─── Data shown

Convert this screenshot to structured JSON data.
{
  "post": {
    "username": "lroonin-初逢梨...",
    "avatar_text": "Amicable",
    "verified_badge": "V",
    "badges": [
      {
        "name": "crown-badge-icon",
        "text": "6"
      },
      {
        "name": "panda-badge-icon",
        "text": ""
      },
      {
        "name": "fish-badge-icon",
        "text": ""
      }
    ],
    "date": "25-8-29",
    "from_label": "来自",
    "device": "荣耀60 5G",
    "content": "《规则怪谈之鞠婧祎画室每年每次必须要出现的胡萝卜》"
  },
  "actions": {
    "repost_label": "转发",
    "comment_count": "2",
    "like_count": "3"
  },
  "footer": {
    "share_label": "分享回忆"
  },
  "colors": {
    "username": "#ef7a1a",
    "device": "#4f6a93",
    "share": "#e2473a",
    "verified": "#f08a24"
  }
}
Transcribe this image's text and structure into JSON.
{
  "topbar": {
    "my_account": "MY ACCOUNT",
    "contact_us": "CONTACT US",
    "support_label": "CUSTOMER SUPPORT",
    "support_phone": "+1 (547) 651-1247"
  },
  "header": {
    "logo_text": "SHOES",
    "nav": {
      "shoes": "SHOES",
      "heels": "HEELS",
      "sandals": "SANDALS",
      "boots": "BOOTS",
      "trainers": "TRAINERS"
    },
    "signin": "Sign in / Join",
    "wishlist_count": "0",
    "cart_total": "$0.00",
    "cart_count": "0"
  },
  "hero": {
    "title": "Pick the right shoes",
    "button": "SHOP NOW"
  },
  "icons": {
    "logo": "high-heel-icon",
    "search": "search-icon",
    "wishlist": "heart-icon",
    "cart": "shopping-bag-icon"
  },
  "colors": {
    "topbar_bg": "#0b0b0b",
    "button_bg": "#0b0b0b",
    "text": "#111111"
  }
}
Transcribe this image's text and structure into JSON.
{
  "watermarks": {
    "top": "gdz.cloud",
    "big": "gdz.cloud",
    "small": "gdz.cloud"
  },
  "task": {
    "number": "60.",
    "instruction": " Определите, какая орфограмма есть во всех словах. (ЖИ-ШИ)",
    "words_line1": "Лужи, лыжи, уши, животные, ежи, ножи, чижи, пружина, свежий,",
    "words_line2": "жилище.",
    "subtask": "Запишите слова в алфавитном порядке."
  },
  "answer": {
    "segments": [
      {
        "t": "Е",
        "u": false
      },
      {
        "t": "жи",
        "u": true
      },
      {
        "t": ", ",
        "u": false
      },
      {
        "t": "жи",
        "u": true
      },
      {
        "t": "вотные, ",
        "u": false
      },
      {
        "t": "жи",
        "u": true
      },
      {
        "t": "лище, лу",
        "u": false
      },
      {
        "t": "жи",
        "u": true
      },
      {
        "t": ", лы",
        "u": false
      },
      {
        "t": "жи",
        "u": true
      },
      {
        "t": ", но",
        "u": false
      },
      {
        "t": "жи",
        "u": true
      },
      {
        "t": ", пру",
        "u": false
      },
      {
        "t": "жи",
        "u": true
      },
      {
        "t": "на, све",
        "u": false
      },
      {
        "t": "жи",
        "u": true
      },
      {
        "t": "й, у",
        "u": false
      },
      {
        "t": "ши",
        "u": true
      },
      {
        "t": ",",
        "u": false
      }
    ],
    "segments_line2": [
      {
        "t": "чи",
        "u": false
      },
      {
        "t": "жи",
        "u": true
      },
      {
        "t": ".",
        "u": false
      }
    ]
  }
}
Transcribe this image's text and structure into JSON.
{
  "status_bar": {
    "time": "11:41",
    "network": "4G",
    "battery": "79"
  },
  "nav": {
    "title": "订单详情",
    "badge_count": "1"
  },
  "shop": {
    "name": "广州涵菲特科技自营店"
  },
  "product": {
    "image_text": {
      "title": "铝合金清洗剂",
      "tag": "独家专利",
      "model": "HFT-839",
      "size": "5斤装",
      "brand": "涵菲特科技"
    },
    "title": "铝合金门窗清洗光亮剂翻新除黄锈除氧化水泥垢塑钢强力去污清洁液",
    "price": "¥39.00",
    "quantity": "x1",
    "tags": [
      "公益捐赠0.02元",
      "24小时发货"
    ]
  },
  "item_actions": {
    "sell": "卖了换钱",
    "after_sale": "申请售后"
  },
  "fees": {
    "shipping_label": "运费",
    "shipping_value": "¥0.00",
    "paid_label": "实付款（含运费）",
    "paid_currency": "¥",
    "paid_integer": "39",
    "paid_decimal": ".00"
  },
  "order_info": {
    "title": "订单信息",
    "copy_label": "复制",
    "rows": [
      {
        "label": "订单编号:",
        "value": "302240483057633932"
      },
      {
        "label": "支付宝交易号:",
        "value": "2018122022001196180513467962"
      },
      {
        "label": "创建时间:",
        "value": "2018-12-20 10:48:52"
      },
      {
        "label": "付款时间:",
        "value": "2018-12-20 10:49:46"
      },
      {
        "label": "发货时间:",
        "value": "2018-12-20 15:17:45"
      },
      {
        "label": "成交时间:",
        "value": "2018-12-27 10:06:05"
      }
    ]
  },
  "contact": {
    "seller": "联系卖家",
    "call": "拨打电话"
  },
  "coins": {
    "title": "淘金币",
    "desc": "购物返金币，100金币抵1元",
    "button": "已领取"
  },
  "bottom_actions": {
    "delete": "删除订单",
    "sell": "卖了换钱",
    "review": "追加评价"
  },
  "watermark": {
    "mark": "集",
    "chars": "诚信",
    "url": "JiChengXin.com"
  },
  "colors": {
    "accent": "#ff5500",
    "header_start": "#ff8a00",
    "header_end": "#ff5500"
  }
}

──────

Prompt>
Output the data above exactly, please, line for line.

Solved problem>
Convert this screenshot to structured JSON data.
{
  "post": {
    "username": "lroonin-初逢梨...",
    "avatar_text": "Amicable",
    "verified_badge": "V",
    "badges": [
      {
        "name": "crown-badge-icon",
        "text": "6"
      },
      {
        "name": "panda-badge-icon",
        "text": ""
      },
      {
        "name": "fish-badge-icon",
        "text": ""
      }
    ],
    "date": "25-8-29",
    "from_label": "来自",
    "device": "荣耀60 5G",
    "content": "《规则怪谈之鞠婧祎画室每年每次必须要出现的胡萝卜》"
  },
  "actions": {
    "repost_label": "转发",
    "comment_count": "2",
    "like_count": "3"
  },
  "footer": {
    "share_label": "分享回忆"
  },
  "colors": {
    "username": "#ef7a1a",
    "device": "#4f6a93",
    "share": "#e2473a",
    "verified": "#f08a24"
  }
}
Transcribe this image's text and structure into JSON.
{
  "topbar": {
    "my_account": "MY ACCOUNT",
    "contact_us": "CONTACT US",
    "support_label": "CUSTOMER SUPPORT",
    "support_phone": "+1 (547) 651-1247"
  },
  "header": {
    "logo_text": "SHOES",
    "nav": {
      "shoes": "SHOES",
      "heels": "HEELS",
      "sandals": "SANDALS",
      "boots": "BOOTS",
      "trainers": "TRAINERS"
    },
    "signin": "Sign in / Join",
    "wishlist_count": "0",
    "cart_total": "$0.00",
    "cart_count": "0"
  },
  "hero": {
    "title": "Pick the right shoes",
    "button": "SHOP NOW"
  },
  "icons": {
    "logo": "high-heel-icon",
    "search": "search-icon",
    "wishlist": "heart-icon",
    "cart": "shopping-bag-icon"
  },
  "colors": {
    "topbar_bg": "#0b0b0b",
    "button_bg": "#0b0b0b",
    "text": "#111111"
  }
}
Transcribe this image's text and structure into JSON.
{
  "watermarks": {
    "top": "gdz.cloud",
    "big": "gdz.cloud",
    "small": "gdz.cloud"
  },
  "task": {
    "number": "60.",
    "instruction": " Определите, какая орфограмма есть во всех словах. (ЖИ-ШИ)",
    "words_line1": "Лужи, лыжи, уши, животные, ежи, ножи, чижи, пружина, свежий,",
    "words_line2": "жилище.",
    "subtask": "Запишите слова в алфавитном порядке."
  },
  "answer": {
    "segments": [
      {
        "t": "Е",
        "u": false
      },
      {
        "t": "жи",
        "u": true
      },
      {
        "t": ", ",
        "u": false
      },
      {
        "t": "жи",
        "u": true
      },
      {
        "t": "вотные, ",
        "u": false
      },
      {
        "t": "жи",
        "u": true
      },
      {
        "t": "лище, лу",
        "u": false
      },
      {
        "t": "жи",
        "u": true
      },
      {
        "t": ", лы",
        "u": false
      },
      {
        "t": "жи",
        "u": true
      },
      {
        "t": ", но",
        "u": false
      },
      {
        "t": "жи",
        "u": true
      },
      {
        "t": ", пру",
        "u": false
      },
      {
        "t": "жи",
        "u": true
      },
      {
        "t": "на, све",
        "u": false
      },
      {
        "t": "жи",
        "u": true
      },
      {
        "t": "й, у",
        "u": false
      },
      {
        "t": "ши",
        "u": true
      },
      {
        "t": ",",
        "u": false
      }
    ],
    "segments_line2": [
      {
        "t": "чи",
        "u": false
      },
      {
        "t": "жи",
        "u": true
      },
      {
        "t": ".",
        "u": false
      }
    ]
  }
}
Transcribe this image's text and structure into JSON.
{
  "status_bar": {
    "time": "11:41",
    "network": "4G",
    "battery": "79"
  },
  "nav": {
    "title": "订单详情",
    "badge_count": "1"
  },
  "shop": {
    "name": "广州涵菲特科技自营店"
  },
  "product": {
    "image_text": {
      "title": "铝合金清洗剂",
      "tag": "独家专利",
      "model": "HFT-839",
      "size": "5斤装",
      "brand": "涵菲特科技"
    },
    "title": "铝合金门窗清洗光亮剂翻新除黄锈除氧化水泥垢塑钢强力去污清洁液",
    "price": "¥39.00",
    "quantity": "x1",
    "tags": [
      "公益捐赠0.02元",
      "24小时发货"
    ]
  },
  "item_actions": {
    "sell": "卖了换钱",
    "after_sale": "申请售后"
  },
  "fees": {
    "shipping_label": "运费",
    "shipping_value": "¥0.00",
    "paid_label": "实付款（含运费）",
    "paid_currency": "¥",
    "paid_integer": "39",
    "paid_decimal": ".00"
  },
  "order_info": {
    "title": "订单信息",
    "copy_label": "复制",
    "rows": [
      {
        "label": "订单编号:",
        "value": "302240483057633932"
      },
      {
        "label": "支付宝交易号:",
        "value": "2018122022001196180513467962"
      },
      {
        "label": "创建时间:",
        "value": "2018-12-20 10:48:52"
      },
      {
        "label": "付款时间:",
        "value": "2018-12-20 10:49:46"
      },
      {
        "label": "发货时间:",
        "value": "2018-12-20 15:17:45"
      },
      {
        "label": "成交时间:",
        "value": "2018-12-27 10:06:05"
      }
    ]
  },
  "contact": {
    "seller": "联系卖家",
    "call": "拨打电话"
  },
  "coins": {
    "title": "淘金币",
    "desc": "购物返金币，100金币抵1元",
    "button": "已领取"
  },
  "bottom_actions": {
    "delete": "删除订单",
    "sell": "卖了换钱",
    "review": "追加评价"
  },
  "watermark": {
    "mark": "集",
    "chars": "诚信",
    "url": "JiChengXin.com"
  },
  "colors": {
    "accent": "#ff5500",
    "header_start": "#ff8a00",
    "header_end": "#ff5500"
  }
}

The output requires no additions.